Colorado has done the right thing in making the teaching profession at least somewhat contingent on performance. The state should create a retirement system that matches that expectation.
The fragmented teacher labor market has implications for how we think about improving teacher preparation, not to mention how school districts go about hiring new teachers.
The shift from a veteran-dominated profession to one more heavily tilted toward newcomers implications for calculating average teacher salaries.
Advocates of today’s defined benefit teacher pension plans claim that these plans encourage workers to stick around and devote their lives to the profession, but there’s not much evidence that this is the case.
Traditional pension benefits aren’t portable. When a teacher moves to a new state, her previous service years don’t automatically rollover for free. Instead, she starts back at zero.
The new generation of teacher evaluations have the potential to strengthen instruction, make teaching more attractive work, and raise student achievement on a wide scale—if states and school districts stay the course on reform.
A new study looks at teacher evaluation results in 19 states that have adopted new evaluation systems since 2009.
Today’s research reinforces Coleman’s findings
How much do we know about a teacher before they enter the classroom? What about after they’ve been teaching a few years?
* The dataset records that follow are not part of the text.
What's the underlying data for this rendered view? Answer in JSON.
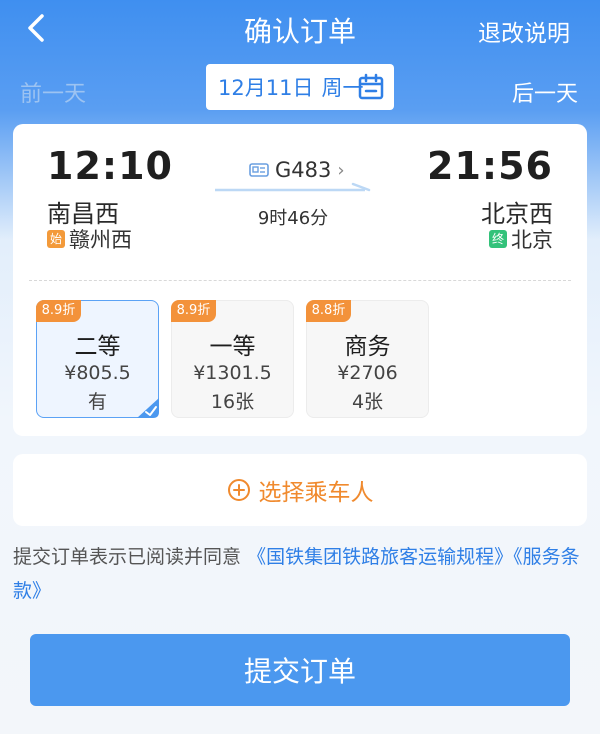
{
  "header": {
    "title": "确认订单",
    "refund_link": "退改说明"
  },
  "date_bar": {
    "prev_day": "前一天",
    "next_day": "后一天",
    "date": "12月11日",
    "weekday": "周一"
  },
  "train": {
    "departure_time": "12:10",
    "departure_station": "南昌西",
    "origin_tag": "始",
    "origin_station": "赣州西",
    "train_number": "G483",
    "duration": "9时46分",
    "arrival_time": "21:56",
    "arrival_station": "北京西",
    "terminal_tag": "终",
    "terminal_station": "北京"
  },
  "seats": [
    {
      "discount": "8.9折",
      "class": "二等",
      "price": "¥805.5",
      "availability": "有",
      "selected": true
    },
    {
      "discount": "8.9折",
      "class": "一等",
      "price": "¥1301.5",
      "availability": "16张",
      "selected": false
    },
    {
      "discount": "8.8折",
      "class": "商务",
      "price": "¥2706",
      "availability": "4张",
      "selected": false
    }
  ],
  "passenger": {
    "label": "选择乘车人"
  },
  "agreement": {
    "prefix": "提交订单表示已阅读并同意",
    "link1": "《国铁集团铁路旅客运输规程》",
    "link2": "《服务条款》"
  },
  "submit": {
    "label": "提交订单"
  },
  "colors": {
    "primary": "#4b98ef",
    "accent": "#f08a2e",
    "link": "#2f7fe6"
  }
}
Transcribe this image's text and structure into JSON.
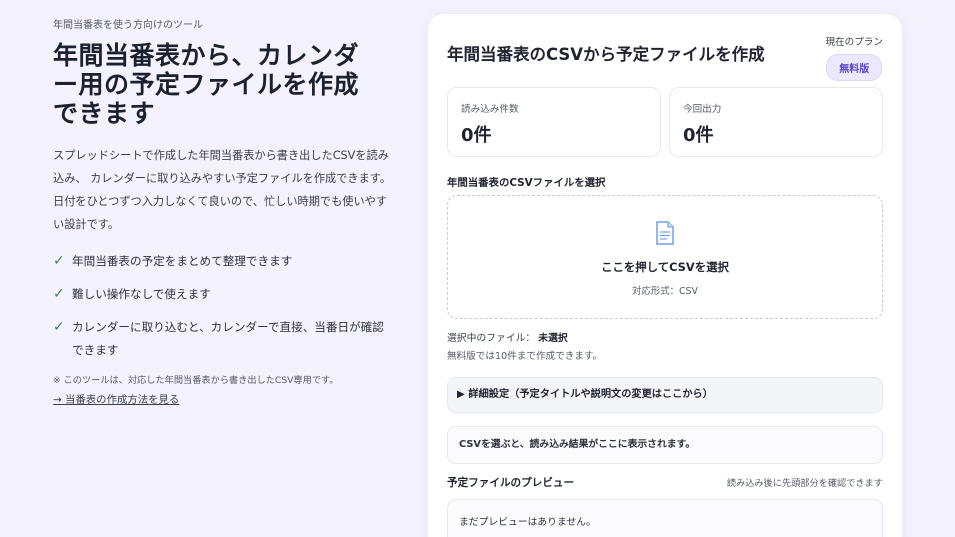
{
  "intro": {
    "eyebrow": "年間当番表を使う方向けのツール",
    "title_lines": [
      "年間当番表から、カレンダ",
      "ー用の予定ファイルを作成",
      "できます"
    ],
    "lead": "スプレッドシートで作成した年間当番表から書き出したCSVを読み込み、 カレンダーに取り込みやすい予定ファイルを作成できます。 日付をひとつずつ入力しなくて良いので、忙しい時期でも使いやすい設計です。",
    "features": [
      "年間当番表の予定をまとめて整理できます",
      "難しい操作なしで使えます",
      "カレンダーに取り込むと、カレンダーで直接、当番日が確認できます"
    ],
    "check_glyph": "✓",
    "note": "※ このツールは、対応した年間当番表から書き出したCSV専用です。",
    "how_link": "→ 当番表の作成方法を見る"
  },
  "card": {
    "title": "年間当番表のCSVから予定ファイルを作成",
    "plan_label": "現在のプラン",
    "plan_badge": "無料版",
    "stats": [
      {
        "label": "読み込み件数",
        "value": "0件"
      },
      {
        "label": "今回出力",
        "value": "0件"
      }
    ],
    "upload_label": "年間当番表のCSVファイルを選択",
    "dropzone_icon": "document-icon",
    "dropzone_title": "ここを押してCSVを選択",
    "dropzone_sub": "対応形式：CSV",
    "selected_prefix": "選択中のファイル：",
    "selected_value": "未選択",
    "limit_text": "無料版では10件まで作成できます。",
    "details_toggle": "▶ 詳細設定（予定タイトルや説明文の変更はここから）",
    "result_text": "CSVを選ぶと、読み込み結果がここに表示されます。",
    "preview_title": "予定ファイルのプレビュー",
    "preview_hint": "読み込み後に先頭部分を確認できます",
    "preview_empty": "まだプレビューはありません。"
  },
  "colors": {
    "background": "#f3f2fd",
    "accent": "#5b47c9",
    "check": "#3d8a4f",
    "doc_icon": "#6fa3e8"
  }
}
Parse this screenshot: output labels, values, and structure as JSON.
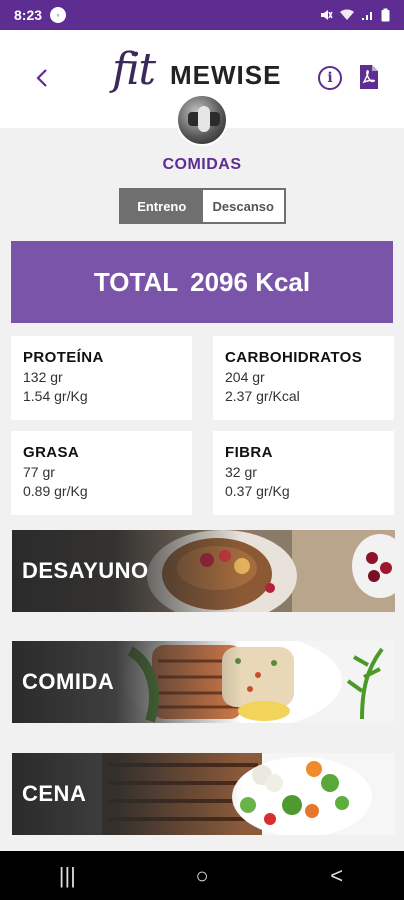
{
  "status_bar": {
    "time": "8:23",
    "notification_badge": "°"
  },
  "header": {
    "logo_script": "fit",
    "logo_brand": "MEWISE"
  },
  "page": {
    "title": "COMIDAS"
  },
  "toggle": {
    "options": [
      "Entreno",
      "Descanso"
    ],
    "selected": "Entreno"
  },
  "total": {
    "label": "TOTAL",
    "value": "2096 Kcal"
  },
  "macros": [
    {
      "title": "PROTEÍNA",
      "line1": "132 gr",
      "line2": "1.54 gr/Kg"
    },
    {
      "title": "CARBOHIDRATOS",
      "line1": "204 gr",
      "line2": "2.37 gr/Kcal"
    },
    {
      "title": "GRASA",
      "line1": "77 gr",
      "line2": "0.89 gr/Kg"
    },
    {
      "title": "FIBRA",
      "line1": "32 gr",
      "line2": "0.37 gr/Kg"
    }
  ],
  "meals": [
    {
      "label": "DESAYUNO"
    },
    {
      "label": "COMIDA"
    },
    {
      "label": "CENA"
    }
  ],
  "nav": {
    "recents": "|||",
    "home": "○",
    "back": "<"
  },
  "colors": {
    "brand_purple": "#5e2d91",
    "banner_purple": "#7a54a8"
  },
  "icons": [
    "back-icon",
    "info-icon",
    "pdf-icon",
    "mute-icon",
    "wifi-icon",
    "signal-icon",
    "battery-icon"
  ]
}
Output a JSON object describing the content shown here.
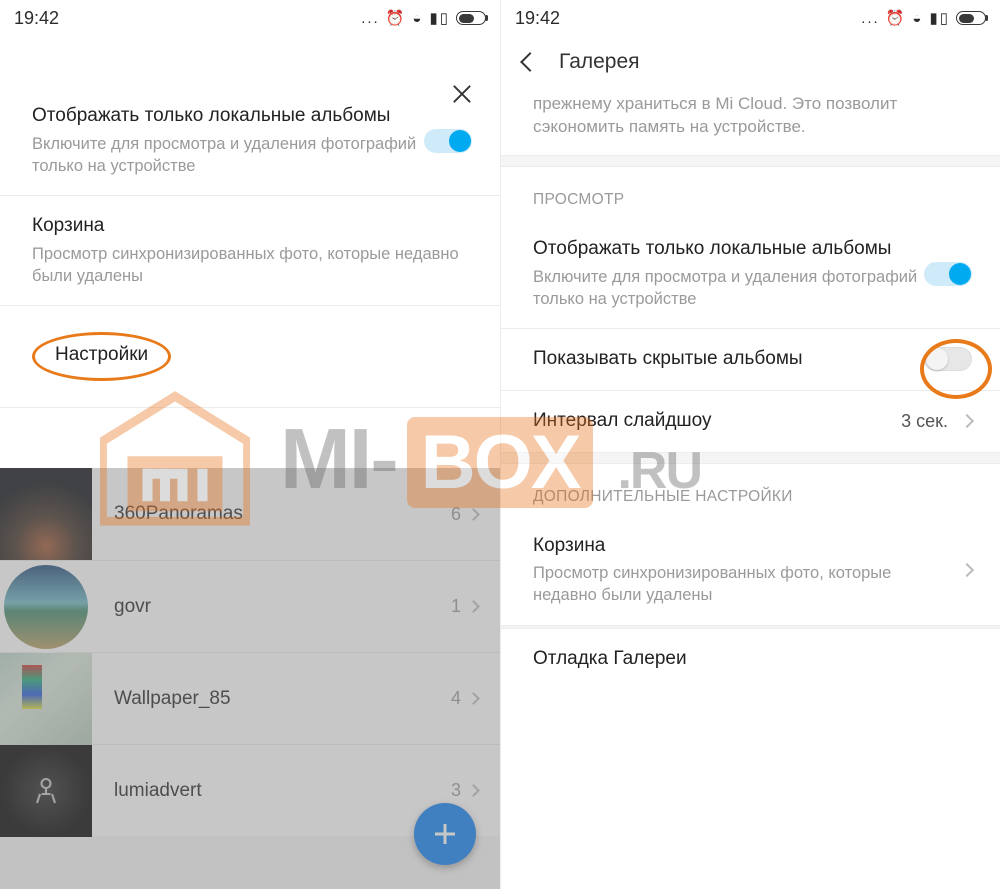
{
  "status_time": "19:42",
  "left": {
    "close_label": "Закрыть",
    "items": {
      "local": {
        "title": "Отображать только локальные альбомы",
        "sub": "Включите для просмотра и удаления фотографий только на устройстве",
        "on": true
      },
      "trash": {
        "title": "Корзина",
        "sub": "Просмотр синхронизированных фото, которые недавно были удалены"
      },
      "settings": {
        "title": "Настройки"
      }
    },
    "albums": [
      {
        "name": "360Panoramas",
        "count": "6"
      },
      {
        "name": "govr",
        "count": "1"
      },
      {
        "name": "Wallpaper_85",
        "count": "4"
      },
      {
        "name": "lumiadvert",
        "count": "3"
      }
    ]
  },
  "right": {
    "title": "Галерея",
    "faded_text": "прежнему храниться в Mi Cloud. Это позволит сэкономить память на устройстве.",
    "sections": {
      "view": "ПРОСМОТР",
      "advanced": "ДОПОЛНИТЕЛЬНЫЕ НАСТРОЙКИ"
    },
    "items": {
      "local": {
        "title": "Отображать только локальные альбомы",
        "sub": "Включите для просмотра и удаления фотографий только на устройстве",
        "on": true
      },
      "hidden": {
        "title": "Показывать скрытые альбомы",
        "on": false
      },
      "slideshow": {
        "title": "Интервал слайдшоу",
        "value": "3 сек."
      },
      "trash": {
        "title": "Корзина",
        "sub": "Просмотр синхронизированных фото, которые недавно были удалены"
      },
      "debug": {
        "title": "Отладка Галереи"
      }
    }
  },
  "watermark": {
    "text_mi": "MI-",
    "text_box": "BOX",
    "text_ru": ".RU"
  }
}
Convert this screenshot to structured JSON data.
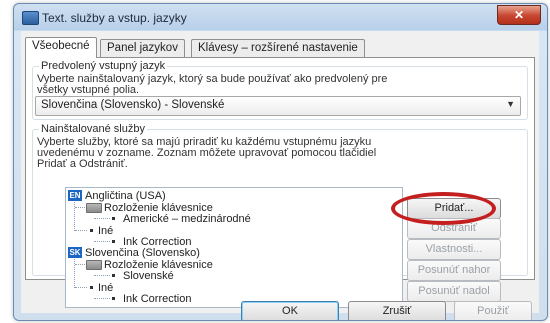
{
  "window": {
    "title": "Text. služby a vstup. jazyky",
    "close_label": "✕"
  },
  "tabs": [
    {
      "label": "Všeobecné"
    },
    {
      "label": "Panel jazykov"
    },
    {
      "label": "Klávesy – rozšírené nastavenie"
    }
  ],
  "default_language": {
    "group_title": "Predvolený vstupný jazyk",
    "description_lines": [
      "Vyberte nainštalovaný jazyk, ktorý sa bude používať ako predvolený pre",
      "všetky vstupné polia."
    ],
    "selected": "Slovenčina (Slovensko) - Slovenské",
    "arrow": "▼"
  },
  "installed_services": {
    "group_title": "Nainštalované služby",
    "description_lines": [
      "Vyberte služby, ktoré sa majú priradiť ku každému vstupnému jazyku",
      "uvedenému v zozname. Zoznam môžete upravovať pomocou tlačidiel",
      "Pridať a Odstrániť."
    ],
    "tree": [
      {
        "badge": "EN",
        "language": "Angličtina (USA)",
        "keyboard_label": "Rozloženie klávesnice",
        "keyboard": "Americké – medzinárodné",
        "other_label": "Iné",
        "other": "Ink Correction"
      },
      {
        "badge": "SK",
        "language": "Slovenčina (Slovensko)",
        "keyboard_label": "Rozloženie klávesnice",
        "keyboard": "Slovenské",
        "other_label": "Iné",
        "other": "Ink Correction"
      }
    ],
    "buttons": {
      "add": "Pridať...",
      "remove": "Odstrániť",
      "properties": "Vlastnosti...",
      "move_up": "Posunúť nahor",
      "move_down": "Posunúť nadol"
    }
  },
  "footer": {
    "ok": "OK",
    "cancel": "Zrušiť",
    "apply": "Použiť"
  },
  "colors": {
    "highlight_circle": "#c41f1f",
    "language_badge": "#1c66c3"
  },
  "icons": {
    "keyboard": "keyboard-icon",
    "app": "window-app-icon"
  }
}
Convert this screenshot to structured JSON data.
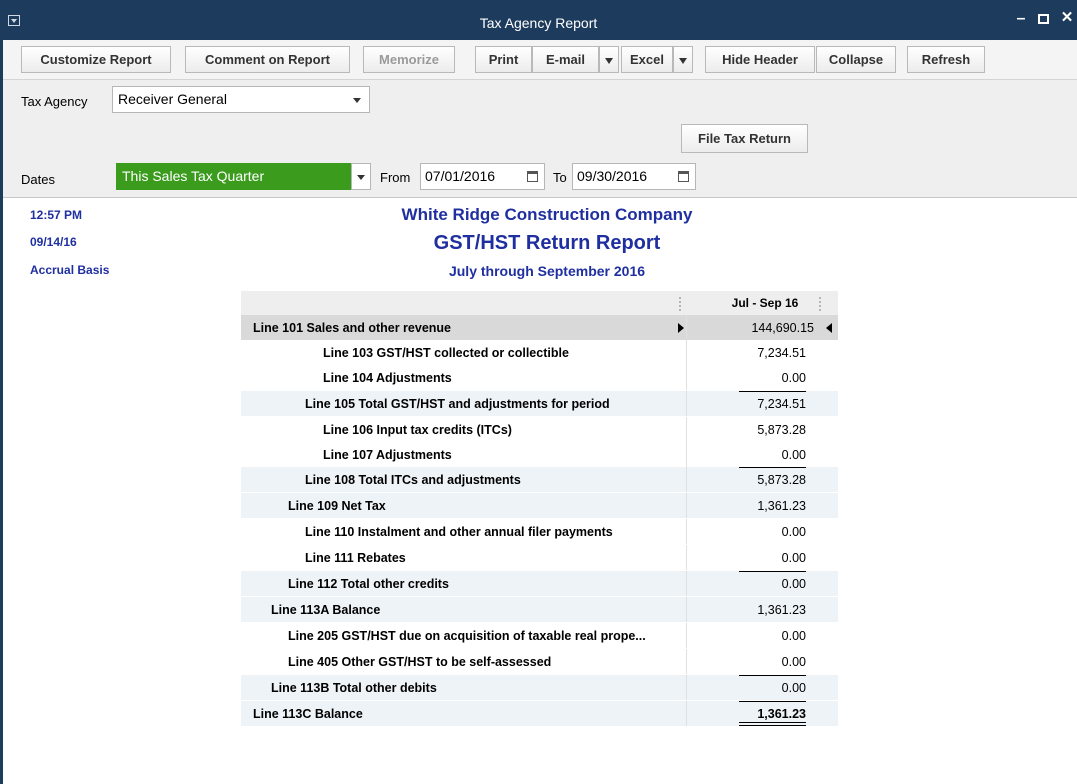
{
  "window": {
    "title": "Tax Agency Report",
    "minimize_icon": "minimize-icon",
    "maximize_icon": "maximize-icon",
    "close_icon": "close-icon"
  },
  "toolbar": {
    "customize": "Customize Report",
    "comment": "Comment on Report",
    "memorize": "Memorize",
    "print": "Print",
    "email": "E-mail",
    "excel": "Excel",
    "hide_header": "Hide Header",
    "collapse": "Collapse",
    "refresh": "Refresh"
  },
  "filters": {
    "tax_agency_label": "Tax Agency",
    "tax_agency_value": "Receiver General",
    "file_tax_return": "File Tax Return",
    "dates_label": "Dates",
    "dates_value": "This Sales Tax Quarter",
    "from_label": "From",
    "from_value": "07/01/2016",
    "to_label": "To",
    "to_value": "09/30/2016"
  },
  "report": {
    "time": "12:57 PM",
    "date": "09/14/16",
    "basis": "Accrual Basis",
    "company": "White Ridge Construction Company",
    "title": "GST/HST Return Report",
    "period": "July through September 2016",
    "column_header": "Jul - Sep 16",
    "rows": [
      {
        "name": "Line 101 Sales and other revenue",
        "value": "144,690.15"
      },
      {
        "name": "Line 103 GST/HST collected or collectible",
        "value": "7,234.51"
      },
      {
        "name": "Line 104 Adjustments",
        "value": "0.00"
      },
      {
        "name": "Line 105 Total GST/HST and adjustments for period",
        "value": "7,234.51"
      },
      {
        "name": "Line 106 Input tax credits (ITCs)",
        "value": "5,873.28"
      },
      {
        "name": "Line 107 Adjustments",
        "value": "0.00"
      },
      {
        "name": "Line 108 Total ITCs and adjustments",
        "value": "5,873.28"
      },
      {
        "name": "Line 109 Net Tax",
        "value": "1,361.23"
      },
      {
        "name": "Line 110 Instalment and other annual filer payments",
        "value": "0.00"
      },
      {
        "name": "Line 111 Rebates",
        "value": "0.00"
      },
      {
        "name": "Line 112 Total other credits",
        "value": "0.00"
      },
      {
        "name": "Line 113A Balance",
        "value": "1,361.23"
      },
      {
        "name": "Line 205 GST/HST due on acquisition of taxable real prope...",
        "value": "0.00"
      },
      {
        "name": "Line 405 Other GST/HST to be self-assessed",
        "value": "0.00"
      },
      {
        "name": "Line 113B Total other debits",
        "value": "0.00"
      },
      {
        "name": "Line 113C Balance",
        "value": "1,361.23"
      }
    ]
  }
}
Is any of this information strong enough to act on?
She could learn about his work linking value-added measurement (VAM) scores of teachers to their students’ long-term life outcomes
A coalition of 40 education groups is launching a campaign called TeachStrong aimed at “modernizing and elevating” the teaching profession, reports Lyndsey Layton in the Washington Post.
If the Obama Administration Wants Fewer Tests, It Will Have to Give Up On Test-Based Teacher Evaluations
Either you can reduce testing, or you can continue to demand test-based teacher evaluations in all subjects. It’s one or the other.
Two dozen deans of education schools have come together to embrace empirical validation of teacher preparation methods and accountability for student learning.
What TNTP’s report “The Mirage” gets wrong on teacher development
The root of the problem is our collective failure to even try to measure the impact professional development has on teacher performance in the first place.
Teachers suffer from low salaries while they work in exchange for the promise of better retirement savings when they leave, but for most teachers, that promise never becomes a reality.
… the results of teacher evaluations are used to give teachers better on-the-job training and meaningful opportunities for advancement.
Teachers are much more likely to move within a state than to cross state lines.
What should we take away from News Corp.’s recent announcement that it is writing off losses stemming from its digital education wing Amplify?
We put teachers in a tough spot, asking them to motivate their students to excel at learning and also asking them to give their students grades.
A new study looks at which teachers in Charlotte, North Carolina were laid off when principals had to reduce their teaching staffs due to budget shortfalls.
A new study finds that when recessions hit, both men and women are less likely to want to become teachers and instead turn to fields like accounting and engineering.
TNTP’s new report The Mirage is appropriately gloomy on the overall state of professional learning nationwide, but change is already happening in some places.
The judge’s ruling is a tough blow for the city’s finances and could worsen the situation for new and future workers, including teachers.
A new study finds that teachers hired during recession periods are more effective in math than teachers who are hired in more secure times because stronger applicants apply for teaching jobs when the economy is not doing well.